Expressing likes, dislikes, and wants


Communicating preferences and desires is a crucial part of daily interaction in any language.

In Japanese, this involves specific patterns that can vary in complexity and subtlety.

This extended guide covers not only the basics but also introduces additional expressions and nuances to help you convey your feelings more precisely.

Expressing Likes

“好き” (suki) is a versatile term used to express likes or love towards people, activities, or objects.

  • Example : “私は猫が好きです。” (Watashi wa neko ga suki desu. – I like cats.)

To emphasize the degree of liking, you can use “とても” (totemo, very) or “大好き” (daisuki, really love).

  • Example : “私はとても音楽が好きです。” (Watashi wa totemo ongaku ga suki desu. – I really like music.)

Expressing Dislikes

To express dislike or aversion, “嫌い” (kirai), meaning “dislike” or “hate,” is used. It’s similarly structured to “好きです.”

  • Example : “辛いものが嫌いです。” (Karai mono ga kirai desu. – I dislike spicy food.)

Besides “あまり”, using “それほど…ない” (sore hodo…nai, not so much) can also soften the expression.

  • Example : “私はそれほど辛いものが好きではありません。” (Watashi wa sore hodo karai mono ga suki dewa arimasen. – I don’t like spicy food that much.)

Expressing Wants

When wanting an object or desiring something tangible, “ほしい” (hoshii), meaning “want,” is applied.

Example: “新しい車がほしいです。” (Atarashii kuruma ga hoshii desu. – I want a new car.)

For actions or experiences, use the verb “したい” (shitai) from “する” (suru), meaning “to do.”

Example: “旅行がしたいです。” (Ryokou ga shitai desu. – I want to travel.)

Advanced Guide to 「ほしい」

In Japanese, when desiring objects or tangible things, “ほしい” (hoshii) is used, as mentioned in the previous section.

Although “want” is often thought of as a verb, “ほしい” is not a verb but an adjective.

Adjectives have the function of describing attributes or states, and “ほしい” in Japanese expresses the state of the subject desiring a specific object or outcome.

Among adjectives, “ほしい” is categorized as an “い-adjective” (i-adjective).

Therefore, it naturally conjugates according to the rules of “い-adjectives.”

This emphasizes the grammatical role of “ほしい” in articulating desires, adhering to the specific conjugation patterns that define “い-adjectives” in the language.

Conjugation Examples:

  • Negative Form: To express not wanting something, “ほしい” becomes “ほしくない” (hoshikunai).
    • Example: “コーヒーがほしくないです。
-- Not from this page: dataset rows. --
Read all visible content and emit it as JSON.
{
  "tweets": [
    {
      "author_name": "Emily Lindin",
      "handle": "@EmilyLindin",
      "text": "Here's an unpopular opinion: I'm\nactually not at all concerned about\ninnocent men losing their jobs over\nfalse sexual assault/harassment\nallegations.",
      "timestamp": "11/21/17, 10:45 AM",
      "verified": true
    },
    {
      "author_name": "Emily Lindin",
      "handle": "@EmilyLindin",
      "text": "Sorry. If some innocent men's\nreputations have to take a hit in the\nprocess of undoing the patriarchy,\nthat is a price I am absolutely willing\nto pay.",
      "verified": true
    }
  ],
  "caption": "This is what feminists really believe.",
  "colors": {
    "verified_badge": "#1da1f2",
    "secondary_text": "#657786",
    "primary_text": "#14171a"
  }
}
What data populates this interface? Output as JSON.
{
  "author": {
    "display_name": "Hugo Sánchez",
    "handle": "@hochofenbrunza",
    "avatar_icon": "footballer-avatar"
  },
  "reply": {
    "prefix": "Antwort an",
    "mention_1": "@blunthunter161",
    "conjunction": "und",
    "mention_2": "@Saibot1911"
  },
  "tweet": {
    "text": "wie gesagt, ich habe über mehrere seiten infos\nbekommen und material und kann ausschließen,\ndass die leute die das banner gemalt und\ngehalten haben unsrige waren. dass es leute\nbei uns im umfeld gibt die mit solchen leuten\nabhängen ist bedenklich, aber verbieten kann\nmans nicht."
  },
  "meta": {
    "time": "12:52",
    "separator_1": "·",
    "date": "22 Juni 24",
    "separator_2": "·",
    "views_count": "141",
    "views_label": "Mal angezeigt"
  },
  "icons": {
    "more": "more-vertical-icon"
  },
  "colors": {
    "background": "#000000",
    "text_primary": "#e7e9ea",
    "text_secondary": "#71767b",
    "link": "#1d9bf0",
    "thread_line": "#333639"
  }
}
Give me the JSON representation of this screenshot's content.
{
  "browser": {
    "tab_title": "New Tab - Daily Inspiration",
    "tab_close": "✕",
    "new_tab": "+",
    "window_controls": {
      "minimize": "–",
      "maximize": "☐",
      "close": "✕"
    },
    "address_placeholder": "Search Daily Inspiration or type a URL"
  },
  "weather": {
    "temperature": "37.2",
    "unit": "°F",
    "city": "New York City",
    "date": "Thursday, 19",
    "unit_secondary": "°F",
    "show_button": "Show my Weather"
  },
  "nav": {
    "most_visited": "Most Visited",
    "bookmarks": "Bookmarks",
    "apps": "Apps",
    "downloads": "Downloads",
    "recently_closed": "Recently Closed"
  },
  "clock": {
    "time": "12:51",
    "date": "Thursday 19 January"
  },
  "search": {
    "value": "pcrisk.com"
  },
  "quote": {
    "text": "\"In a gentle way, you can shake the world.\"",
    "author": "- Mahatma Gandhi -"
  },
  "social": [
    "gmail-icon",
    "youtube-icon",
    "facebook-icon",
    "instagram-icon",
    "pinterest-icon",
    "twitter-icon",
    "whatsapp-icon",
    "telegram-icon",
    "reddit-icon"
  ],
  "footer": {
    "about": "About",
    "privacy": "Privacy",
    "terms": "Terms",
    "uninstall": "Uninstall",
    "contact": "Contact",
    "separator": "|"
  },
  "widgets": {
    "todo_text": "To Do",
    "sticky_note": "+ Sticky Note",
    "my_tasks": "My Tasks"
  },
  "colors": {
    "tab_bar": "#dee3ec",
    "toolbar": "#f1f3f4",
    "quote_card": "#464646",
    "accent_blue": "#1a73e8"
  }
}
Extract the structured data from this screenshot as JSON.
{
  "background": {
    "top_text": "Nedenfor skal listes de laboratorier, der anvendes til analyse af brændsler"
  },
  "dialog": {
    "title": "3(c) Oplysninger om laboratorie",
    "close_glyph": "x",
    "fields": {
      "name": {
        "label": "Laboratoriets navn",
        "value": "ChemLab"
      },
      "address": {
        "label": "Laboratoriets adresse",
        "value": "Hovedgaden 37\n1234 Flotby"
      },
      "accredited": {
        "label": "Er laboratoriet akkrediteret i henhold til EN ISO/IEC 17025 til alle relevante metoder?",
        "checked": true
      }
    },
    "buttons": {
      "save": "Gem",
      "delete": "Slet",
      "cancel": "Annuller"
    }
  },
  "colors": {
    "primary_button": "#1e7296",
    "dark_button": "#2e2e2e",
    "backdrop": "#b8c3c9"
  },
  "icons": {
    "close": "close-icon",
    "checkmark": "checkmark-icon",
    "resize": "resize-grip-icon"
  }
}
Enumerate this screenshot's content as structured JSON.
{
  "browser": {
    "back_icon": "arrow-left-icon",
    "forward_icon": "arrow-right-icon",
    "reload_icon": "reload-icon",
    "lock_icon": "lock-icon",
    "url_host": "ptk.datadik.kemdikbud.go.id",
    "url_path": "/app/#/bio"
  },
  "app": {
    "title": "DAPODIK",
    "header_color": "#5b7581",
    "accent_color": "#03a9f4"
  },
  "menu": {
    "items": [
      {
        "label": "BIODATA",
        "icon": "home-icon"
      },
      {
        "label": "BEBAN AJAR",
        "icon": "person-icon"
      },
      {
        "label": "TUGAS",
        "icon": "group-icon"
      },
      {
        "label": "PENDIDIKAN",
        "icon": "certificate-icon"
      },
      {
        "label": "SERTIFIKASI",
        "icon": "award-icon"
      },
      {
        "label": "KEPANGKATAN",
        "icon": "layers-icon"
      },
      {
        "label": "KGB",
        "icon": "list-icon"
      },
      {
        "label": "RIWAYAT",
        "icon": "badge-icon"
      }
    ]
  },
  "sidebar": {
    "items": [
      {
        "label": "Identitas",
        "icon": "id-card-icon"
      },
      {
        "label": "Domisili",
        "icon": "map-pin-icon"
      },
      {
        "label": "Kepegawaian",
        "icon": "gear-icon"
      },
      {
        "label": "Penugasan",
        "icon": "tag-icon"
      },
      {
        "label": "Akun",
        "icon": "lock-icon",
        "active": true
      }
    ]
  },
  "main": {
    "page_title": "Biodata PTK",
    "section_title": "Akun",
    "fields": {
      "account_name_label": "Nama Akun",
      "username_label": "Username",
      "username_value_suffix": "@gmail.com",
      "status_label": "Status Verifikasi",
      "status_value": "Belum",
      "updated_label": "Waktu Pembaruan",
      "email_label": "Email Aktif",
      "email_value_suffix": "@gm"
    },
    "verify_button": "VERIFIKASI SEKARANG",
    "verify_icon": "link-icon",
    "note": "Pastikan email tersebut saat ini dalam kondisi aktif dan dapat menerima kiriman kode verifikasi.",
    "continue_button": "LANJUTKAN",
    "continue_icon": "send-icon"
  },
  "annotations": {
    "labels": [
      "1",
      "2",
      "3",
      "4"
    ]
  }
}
” (Koohii ga hoshikunai desu. – I don’t want coffee.)
  • Past Positive Form: To express having wanted something, “ほしい” turns into “ほしかった” (hoshikatta).
    • Example: “子供の頃、犬がほしかった。” (Kodomo no koro, inu ga hoshikatta. – When I was a child, I wanted a dog.)
  • Past Negative Form: To say you did not want something, “ほしい” changes to “ほしくなかった” (hoshikunakatta).
    • Example: “その時は、何もほしくなかったです。” (Sono toki wa, nani mo hoshikunakatta desu. – I didn’t want anything at that time.)

Advanced Expressions

Increasing Politeness:

“がほしいです” can be made more polite as “をお願いします” (o onegaishimasu) when requesting something.

This expression is often used when ordering in a restaurant and cafe.

  • Example: “コーヒーをお願いします。” (Koohii o onegaishimasu. – I would like a coffee, please.)

Clarifying Dislikes:

To be more explicit about dislikes, “が苦手です” (ga nigate desu, not good at/not fond of) can express difficulty or a lesser preference without strong negativity.

  • Example: “高いところが苦手です。” (Takai tokoro ga nigate desu. – I’m not good with heights.)

Emphasizing Wants:

To emphasize a strong desire or need, “〜が必要です” (〜ga hitsuyou desu, is necessary) can be used.

  • Example: “新しい仕事が必要です。” (Atarashii shigoto ga hitsuyou desu. – I need a new job.)


Mastering these basic sentence patterns for expressing likes, dislikes, and wants in Japanese not only enhances your ability to share personal preferences but also deepens your engagement in conversations.

By practicing these structures, you’ll develop a more nuanced understanding of Japanese communication styles, particularly in navigating the subtleties of expressing personal feelings and desires.